[DATA SUPPLIED — start]

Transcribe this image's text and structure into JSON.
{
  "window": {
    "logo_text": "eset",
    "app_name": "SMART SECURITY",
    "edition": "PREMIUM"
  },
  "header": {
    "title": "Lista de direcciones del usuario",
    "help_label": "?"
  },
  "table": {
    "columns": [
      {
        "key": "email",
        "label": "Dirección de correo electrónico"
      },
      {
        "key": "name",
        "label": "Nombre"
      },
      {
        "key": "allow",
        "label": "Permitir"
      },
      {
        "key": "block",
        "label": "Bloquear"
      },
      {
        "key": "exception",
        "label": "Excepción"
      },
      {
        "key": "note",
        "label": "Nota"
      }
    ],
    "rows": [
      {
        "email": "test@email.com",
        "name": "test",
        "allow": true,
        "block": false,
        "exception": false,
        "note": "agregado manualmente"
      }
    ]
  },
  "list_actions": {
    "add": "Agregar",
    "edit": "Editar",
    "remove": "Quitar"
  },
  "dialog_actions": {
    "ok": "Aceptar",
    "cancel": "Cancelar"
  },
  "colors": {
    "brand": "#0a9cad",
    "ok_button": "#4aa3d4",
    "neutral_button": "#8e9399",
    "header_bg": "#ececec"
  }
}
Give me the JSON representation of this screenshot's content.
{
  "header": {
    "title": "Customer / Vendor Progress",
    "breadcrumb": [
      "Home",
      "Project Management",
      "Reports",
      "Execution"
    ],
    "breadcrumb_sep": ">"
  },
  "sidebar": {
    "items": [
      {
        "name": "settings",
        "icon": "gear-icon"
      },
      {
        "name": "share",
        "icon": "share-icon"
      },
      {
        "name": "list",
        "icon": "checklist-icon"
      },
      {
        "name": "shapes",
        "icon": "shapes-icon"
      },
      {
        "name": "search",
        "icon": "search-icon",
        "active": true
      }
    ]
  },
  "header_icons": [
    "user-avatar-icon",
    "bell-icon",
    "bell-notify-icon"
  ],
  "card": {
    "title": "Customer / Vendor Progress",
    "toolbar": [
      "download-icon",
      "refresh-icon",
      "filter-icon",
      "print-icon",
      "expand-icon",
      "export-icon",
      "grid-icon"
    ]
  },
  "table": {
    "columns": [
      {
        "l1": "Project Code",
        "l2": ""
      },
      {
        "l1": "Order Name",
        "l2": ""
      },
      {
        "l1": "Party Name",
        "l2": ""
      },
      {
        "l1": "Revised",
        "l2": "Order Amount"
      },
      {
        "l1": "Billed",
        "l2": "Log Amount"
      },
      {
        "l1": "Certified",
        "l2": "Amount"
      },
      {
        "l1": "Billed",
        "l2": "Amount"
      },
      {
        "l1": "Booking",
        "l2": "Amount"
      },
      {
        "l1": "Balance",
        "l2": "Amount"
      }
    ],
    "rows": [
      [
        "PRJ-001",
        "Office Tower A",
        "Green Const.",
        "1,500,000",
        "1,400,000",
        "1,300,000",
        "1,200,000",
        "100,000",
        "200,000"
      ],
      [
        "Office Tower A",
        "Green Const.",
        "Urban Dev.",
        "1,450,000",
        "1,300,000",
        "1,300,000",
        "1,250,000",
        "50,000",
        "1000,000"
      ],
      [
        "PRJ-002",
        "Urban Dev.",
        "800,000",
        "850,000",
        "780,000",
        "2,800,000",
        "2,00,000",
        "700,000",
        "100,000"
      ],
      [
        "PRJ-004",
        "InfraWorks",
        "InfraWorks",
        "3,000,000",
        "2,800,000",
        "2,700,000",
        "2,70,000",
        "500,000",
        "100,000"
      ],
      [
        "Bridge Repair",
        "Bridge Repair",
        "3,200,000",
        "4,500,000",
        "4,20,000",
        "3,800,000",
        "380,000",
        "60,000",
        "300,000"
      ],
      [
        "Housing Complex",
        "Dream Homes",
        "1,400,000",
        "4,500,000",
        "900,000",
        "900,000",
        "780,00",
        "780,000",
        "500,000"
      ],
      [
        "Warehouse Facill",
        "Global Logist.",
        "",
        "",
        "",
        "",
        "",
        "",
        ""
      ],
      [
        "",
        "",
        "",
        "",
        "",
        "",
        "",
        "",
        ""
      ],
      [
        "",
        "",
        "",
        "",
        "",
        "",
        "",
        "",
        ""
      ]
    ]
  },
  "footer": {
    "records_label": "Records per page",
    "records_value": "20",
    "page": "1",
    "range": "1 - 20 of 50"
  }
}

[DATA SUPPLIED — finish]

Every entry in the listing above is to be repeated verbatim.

SOLUTION FOR THIS PROBLEM
Transcribe this image's text and structure into JSON.
{
  "window": {
    "logo_text": "eset",
    "app_name": "SMART SECURITY",
    "edition": "PREMIUM"
  },
  "header": {
    "title": "Lista de direcciones del usuario",
    "help_label": "?"
  },
  "table": {
    "columns": [
      {
        "key": "email",
        "label": "Dirección de correo electrónico"
      },
      {
        "key": "name",
        "label": "Nombre"
      },
      {
        "key": "allow",
        "label": "Permitir"
      },
      {
        "key": "block",
        "label": "Bloquear"
      },
      {
        "key": "exception",
        "label": "Excepción"
      },
      {
        "key": "note",
        "label": "Nota"
      }
    ],
    "rows": [
      {
        "email": "test@email.com",
        "name": "test",
        "allow": true,
        "block": false,
        "exception": false,
        "note": "agregado manualmente"
      }
    ]
  },
  "list_actions": {
    "add": "Agregar",
    "edit": "Editar",
    "remove": "Quitar"
  },
  "dialog_actions": {
    "ok": "Aceptar",
    "cancel": "Cancelar"
  },
  "colors": {
    "brand": "#0a9cad",
    "ok_button": "#4aa3d4",
    "neutral_button": "#8e9399",
    "header_bg": "#ececec"
  }
}
Give me the JSON representation of this screenshot's content.
{
  "header": {
    "title": "Customer / Vendor Progress",
    "breadcrumb": [
      "Home",
      "Project Management",
      "Reports",
      "Execution"
    ],
    "breadcrumb_sep": ">"
  },
  "sidebar": {
    "items": [
      {
        "name": "settings",
        "icon": "gear-icon"
      },
      {
        "name": "share",
        "icon": "share-icon"
      },
      {
        "name": "list",
        "icon": "checklist-icon"
      },
      {
        "name": "shapes",
        "icon": "shapes-icon"
      },
      {
        "name": "search",
        "icon": "search-icon",
        "active": true
      }
    ]
  },
  "header_icons": [
    "user-avatar-icon",
    "bell-icon",
    "bell-notify-icon"
  ],
  "card": {
    "title": "Customer / Vendor Progress",
    "toolbar": [
      "download-icon",
      "refresh-icon",
      "filter-icon",
      "print-icon",
      "expand-icon",
      "export-icon",
      "grid-icon"
    ]
  },
  "table": {
    "columns": [
      {
        "l1": "Project Code",
        "l2": ""
      },
      {
        "l1": "Order Name",
        "l2": ""
      },
      {
        "l1": "Party Name",
        "l2": ""
      },
      {
        "l1": "Revised",
        "l2": "Order Amount"
      },
      {
        "l1": "Billed",
        "l2": "Log Amount"
      },
      {
        "l1": "Certified",
        "l2": "Amount"
      },
      {
        "l1": "Billed",
        "l2": "Amount"
      },
      {
        "l1": "Booking",
        "l2": "Amount"
      },
      {
        "l1": "Balance",
        "l2": "Amount"
      }
    ],
    "rows": [
      [
        "PRJ-001",
        "Office Tower A",
        "Green Const.",
        "1,500,000",
        "1,400,000",
        "1,300,000",
        "1,200,000",
        "100,000",
        "200,000"
      ],
      [
        "Office Tower A",
        "Green Const.",
        "Urban Dev.",
        "1,450,000",
        "1,300,000",
        "1,300,000",
        "1,250,000",
        "50,000",
        "1000,000"
      ],
      [
        "PRJ-002",
        "Urban Dev.",
        "800,000",
        "850,000",
        "780,000",
        "2,800,000",
        "2,00,000",
        "700,000",
        "100,000"
      ],
      [
        "PRJ-004",
        "InfraWorks",
        "InfraWorks",
        "3,000,000",
        "2,800,000",
        "2,700,000",
        "2,70,000",
        "500,000",
        "100,000"
      ],
      [
        "Bridge Repair",
        "Bridge Repair",
        "3,200,000",
        "4,500,000",
        "4,20,000",
        "3,800,000",
        "380,000",
        "60,000",
        "300,000"
      ],
      [
        "Housing Complex",
        "Dream Homes",
        "1,400,000",
        "4,500,000",
        "900,000",
        "900,000",
        "780,00",
        "780,000",
        "500,000"
      ],
      [
        "Warehouse Facill",
        "Global Logist.",
        "",
        "",
        "",
        "",
        "",
        "",
        ""
      ],
      [
        "",
        "",
        "",
        "",
        "",
        "",
        "",
        "",
        ""
      ],
      [
        "",
        "",
        "",
        "",
        "",
        "",
        "",
        "",
        ""
      ]
    ]
  },
  "footer": {
    "records_label": "Records per page",
    "records_value": "20",
    "page": "1",
    "range": "1 - 20 of 50"
  }
}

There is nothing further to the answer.